**What is required**
Nothing but the images is to be left out of your exact copy of the entries.

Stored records

####################

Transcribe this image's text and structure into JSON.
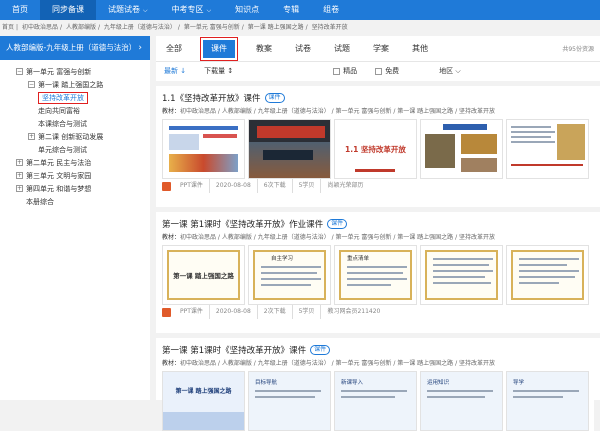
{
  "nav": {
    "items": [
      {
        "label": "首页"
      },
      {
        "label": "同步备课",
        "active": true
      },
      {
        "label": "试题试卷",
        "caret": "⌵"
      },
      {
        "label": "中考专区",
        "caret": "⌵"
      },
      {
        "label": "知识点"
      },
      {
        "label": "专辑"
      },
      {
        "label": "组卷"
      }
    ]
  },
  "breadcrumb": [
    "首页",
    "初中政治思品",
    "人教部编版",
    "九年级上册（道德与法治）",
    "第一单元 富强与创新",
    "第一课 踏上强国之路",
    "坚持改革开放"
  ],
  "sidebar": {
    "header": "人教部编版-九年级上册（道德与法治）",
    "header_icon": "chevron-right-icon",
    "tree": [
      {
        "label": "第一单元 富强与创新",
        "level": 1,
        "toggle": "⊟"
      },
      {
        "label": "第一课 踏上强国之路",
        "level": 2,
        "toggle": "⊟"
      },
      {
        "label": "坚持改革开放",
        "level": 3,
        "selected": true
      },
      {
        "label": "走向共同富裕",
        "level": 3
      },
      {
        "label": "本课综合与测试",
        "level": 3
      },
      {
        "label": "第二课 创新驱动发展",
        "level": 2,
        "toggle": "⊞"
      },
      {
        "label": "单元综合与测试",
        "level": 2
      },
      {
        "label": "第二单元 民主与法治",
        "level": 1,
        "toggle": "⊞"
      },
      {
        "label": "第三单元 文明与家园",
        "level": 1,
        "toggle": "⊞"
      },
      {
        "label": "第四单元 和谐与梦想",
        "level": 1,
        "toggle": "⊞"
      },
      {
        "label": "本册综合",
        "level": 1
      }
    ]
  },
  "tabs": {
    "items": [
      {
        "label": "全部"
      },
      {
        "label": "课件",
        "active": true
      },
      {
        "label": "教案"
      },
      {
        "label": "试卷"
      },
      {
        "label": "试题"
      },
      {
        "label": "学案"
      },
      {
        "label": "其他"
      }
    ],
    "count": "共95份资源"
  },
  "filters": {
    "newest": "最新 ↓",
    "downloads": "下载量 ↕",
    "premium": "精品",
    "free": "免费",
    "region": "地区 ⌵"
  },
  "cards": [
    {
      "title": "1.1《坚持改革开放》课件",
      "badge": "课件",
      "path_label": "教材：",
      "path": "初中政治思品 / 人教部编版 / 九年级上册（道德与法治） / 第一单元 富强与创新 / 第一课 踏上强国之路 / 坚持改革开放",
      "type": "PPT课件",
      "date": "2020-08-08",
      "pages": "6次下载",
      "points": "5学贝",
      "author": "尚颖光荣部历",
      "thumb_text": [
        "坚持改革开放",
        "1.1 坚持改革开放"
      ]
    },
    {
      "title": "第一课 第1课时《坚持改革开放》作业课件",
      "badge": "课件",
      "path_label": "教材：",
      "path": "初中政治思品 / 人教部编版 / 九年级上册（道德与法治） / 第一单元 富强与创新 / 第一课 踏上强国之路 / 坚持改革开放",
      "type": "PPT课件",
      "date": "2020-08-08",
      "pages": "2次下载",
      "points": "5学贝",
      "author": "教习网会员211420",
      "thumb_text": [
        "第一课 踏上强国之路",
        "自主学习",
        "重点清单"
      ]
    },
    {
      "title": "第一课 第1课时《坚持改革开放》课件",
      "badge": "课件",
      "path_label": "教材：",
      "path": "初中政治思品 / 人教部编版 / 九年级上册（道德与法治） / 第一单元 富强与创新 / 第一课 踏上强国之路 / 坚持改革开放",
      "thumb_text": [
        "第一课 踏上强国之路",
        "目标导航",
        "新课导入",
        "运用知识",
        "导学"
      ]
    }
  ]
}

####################

**Result of the exercise**
Transcribe this image's text and structure into JSON.
{
  "nav": {
    "items": [
      {
        "label": "首页"
      },
      {
        "label": "同步备课",
        "active": true
      },
      {
        "label": "试题试卷",
        "caret": "⌵"
      },
      {
        "label": "中考专区",
        "caret": "⌵"
      },
      {
        "label": "知识点"
      },
      {
        "label": "专辑"
      },
      {
        "label": "组卷"
      }
    ]
  },
  "breadcrumb": [
    "首页",
    "初中政治思品",
    "人教部编版",
    "九年级上册（道德与法治）",
    "第一单元 富强与创新",
    "第一课 踏上强国之路",
    "坚持改革开放"
  ],
  "sidebar": {
    "header": "人教部编版-九年级上册（道德与法治）",
    "header_icon": "chevron-right-icon",
    "tree": [
      {
        "label": "第一单元 富强与创新",
        "level": 1,
        "toggle": "⊟"
      },
      {
        "label": "第一课 踏上强国之路",
        "level": 2,
        "toggle": "⊟"
      },
      {
        "label": "坚持改革开放",
        "level": 3,
        "selected": true
      },
      {
        "label": "走向共同富裕",
        "level": 3
      },
      {
        "label": "本课综合与测试",
        "level": 3
      },
      {
        "label": "第二课 创新驱动发展",
        "level": 2,
        "toggle": "⊞"
      },
      {
        "label": "单元综合与测试",
        "level": 2
      },
      {
        "label": "第二单元 民主与法治",
        "level": 1,
        "toggle": "⊞"
      },
      {
        "label": "第三单元 文明与家园",
        "level": 1,
        "toggle": "⊞"
      },
      {
        "label": "第四单元 和谐与梦想",
        "level": 1,
        "toggle": "⊞"
      },
      {
        "label": "本册综合",
        "level": 1
      }
    ]
  },
  "tabs": {
    "items": [
      {
        "label": "全部"
      },
      {
        "label": "课件",
        "active": true
      },
      {
        "label": "教案"
      },
      {
        "label": "试卷"
      },
      {
        "label": "试题"
      },
      {
        "label": "学案"
      },
      {
        "label": "其他"
      }
    ],
    "count": "共95份资源"
  },
  "filters": {
    "newest": "最新 ↓",
    "downloads": "下载量 ↕",
    "premium": "精品",
    "free": "免费",
    "region": "地区 ⌵"
  },
  "cards": [
    {
      "title": "1.1《坚持改革开放》课件",
      "badge": "课件",
      "path_label": "教材：",
      "path": "初中政治思品 / 人教部编版 / 九年级上册（道德与法治） / 第一单元 富强与创新 / 第一课 踏上强国之路 / 坚持改革开放",
      "type": "PPT课件",
      "date": "2020-08-08",
      "pages": "6次下载",
      "points": "5学贝",
      "author": "尚颖光荣部历",
      "thumb_text": [
        "坚持改革开放",
        "1.1 坚持改革开放"
      ]
    },
    {
      "title": "第一课 第1课时《坚持改革开放》作业课件",
      "badge": "课件",
      "path_label": "教材：",
      "path": "初中政治思品 / 人教部编版 / 九年级上册（道德与法治） / 第一单元 富强与创新 / 第一课 踏上强国之路 / 坚持改革开放",
      "type": "PPT课件",
      "date": "2020-08-08",
      "pages": "2次下载",
      "points": "5学贝",
      "author": "教习网会员211420",
      "thumb_text": [
        "第一课 踏上强国之路",
        "自主学习",
        "重点清单"
      ]
    },
    {
      "title": "第一课 第1课时《坚持改革开放》课件",
      "badge": "课件",
      "path_label": "教材：",
      "path": "初中政治思品 / 人教部编版 / 九年级上册（道德与法治） / 第一单元 富强与创新 / 第一课 踏上强国之路 / 坚持改革开放",
      "thumb_text": [
        "第一课 踏上强国之路",
        "目标导航",
        "新课导入",
        "运用知识",
        "导学"
      ]
    }
  ]
}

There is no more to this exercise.